On September 19, 2001, eight days after the terror attacks that destroyed the World Trade Center, damaged the Pentagon, and killed over 3,000 people, Noam Chomsky was asked to assess the historical impact of 9/11 by an Italian newspaper. In posing this question, the journalist was aware of Chomsky’s reputation as an extreme critic of America’s foreign policy, its free-market economics, and its political system. Even on the Left, where anti-Americanism stands as the reigning ideology, Chomsky is unique for the single-mindedness of his vision. Over four decades, he has forged a consistent record of blaming the United States for the entire panoply of the world’s problems: war, famine, genocide, poverty, even infectious disease. He also popularized the notion, now widely accepted on the Left, that the United States is itself the world’s number-one “terror state.”

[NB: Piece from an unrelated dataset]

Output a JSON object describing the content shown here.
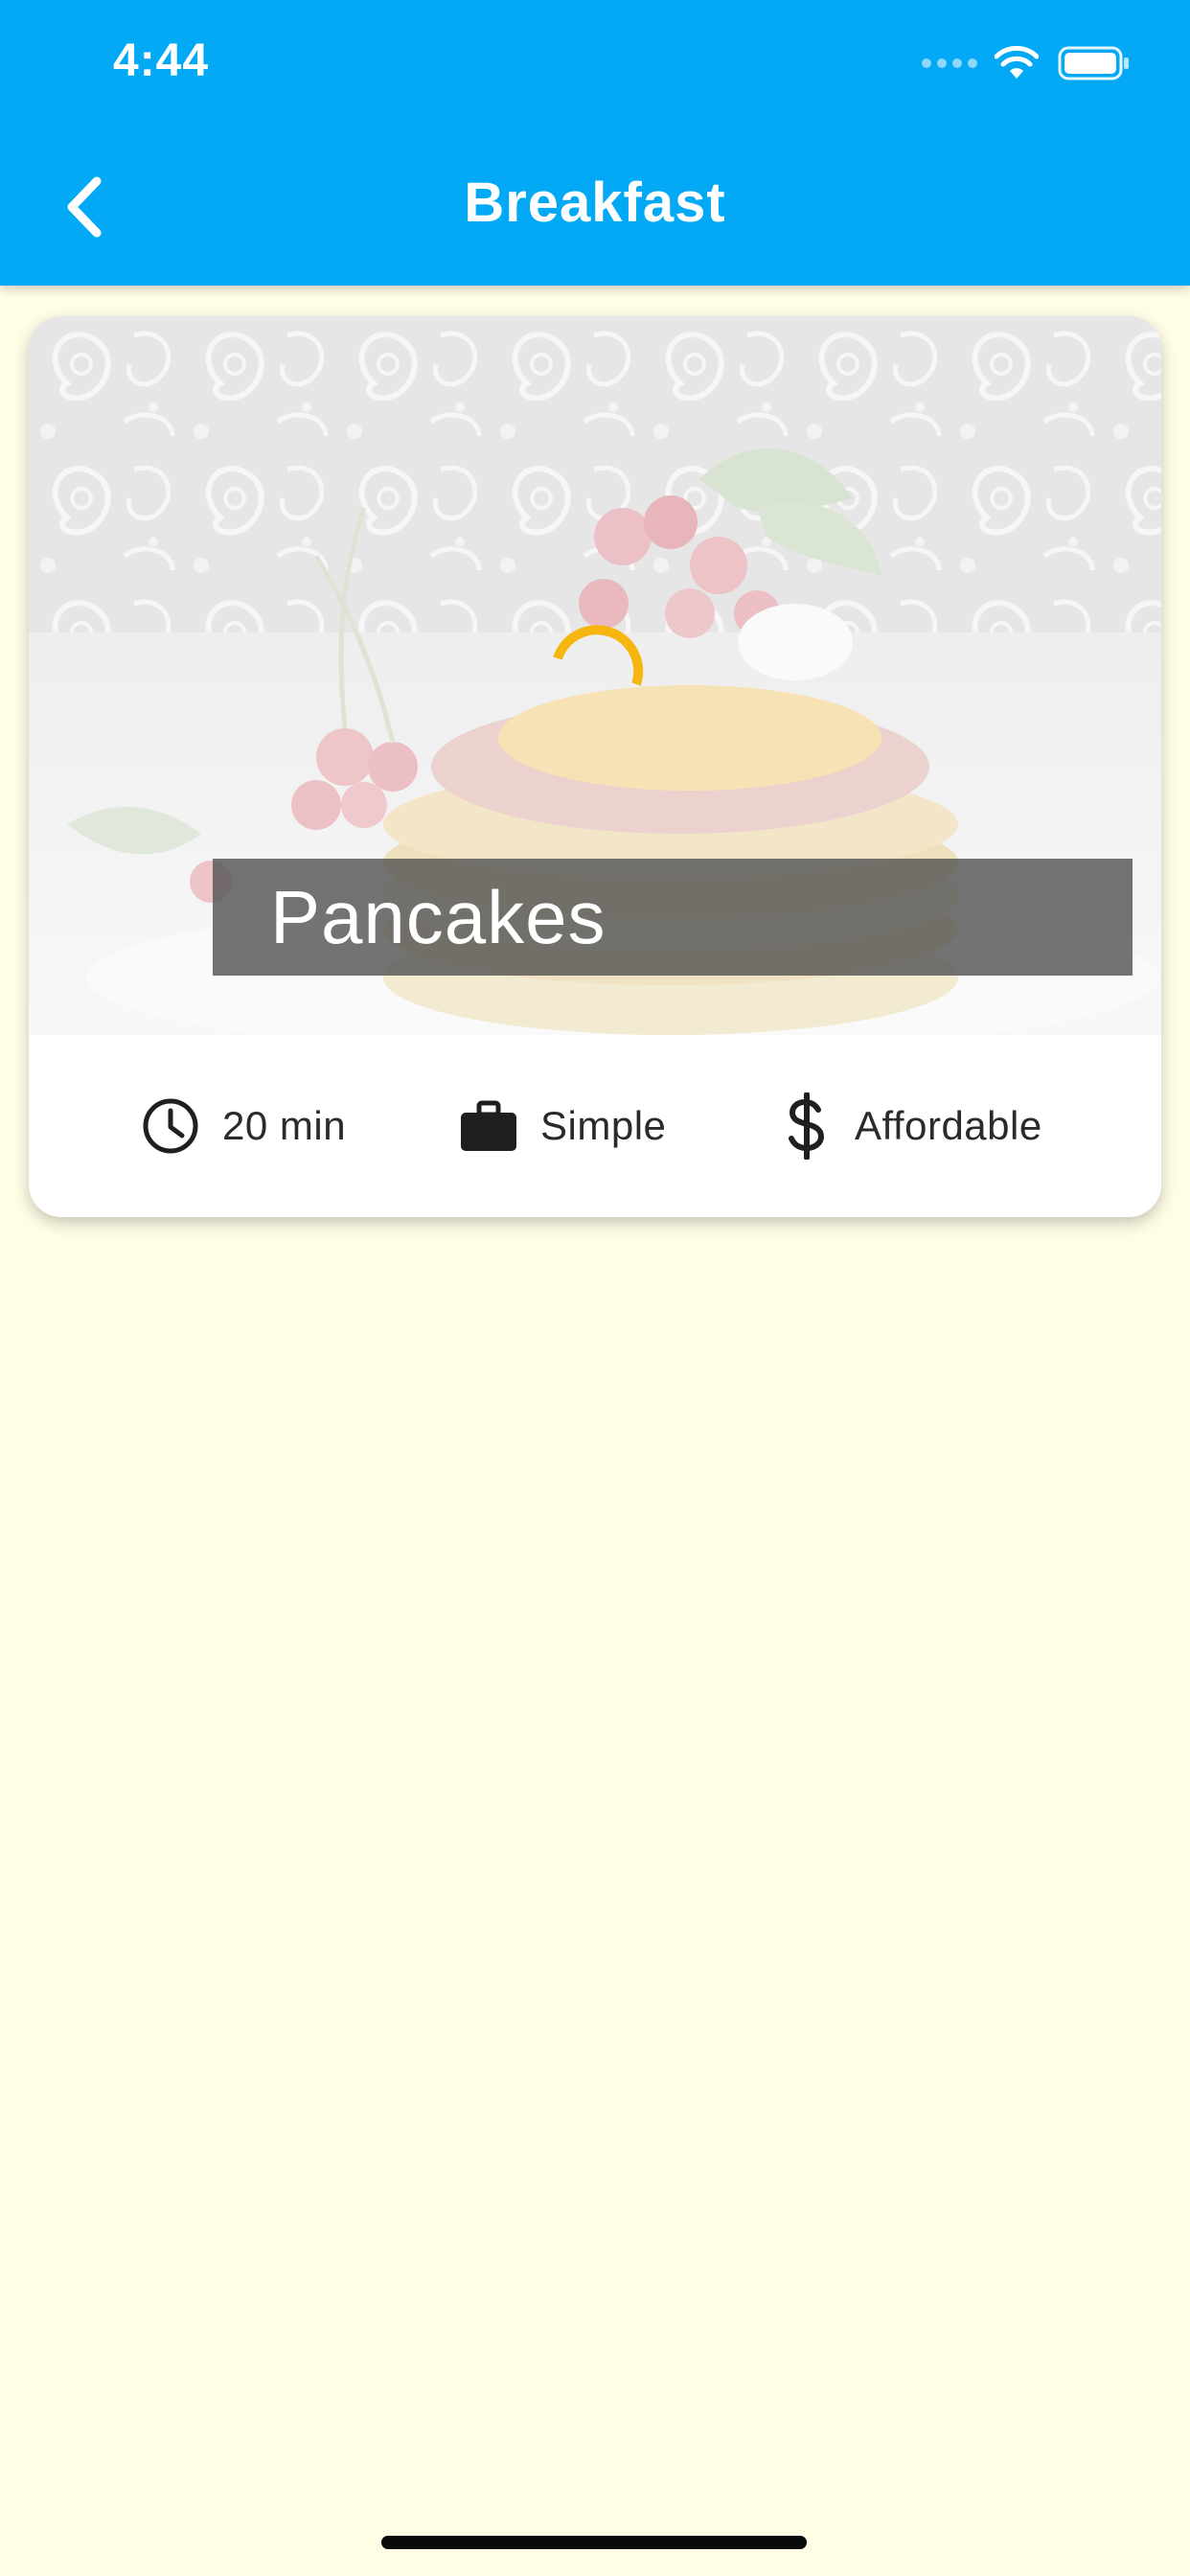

Chomsky did not disappoint his interviewer. The fact that the United States had just come under deadly attack and faced the possibility of further and potentially deadlier aggression did not inspire reassessment or even moderation. He declared, in effect, that America had gotten what it deserved.
About the Author
Arch Puddington is director of research at Freedom House and the author, most recently, of Lane Kirkland: Champion of American Labor.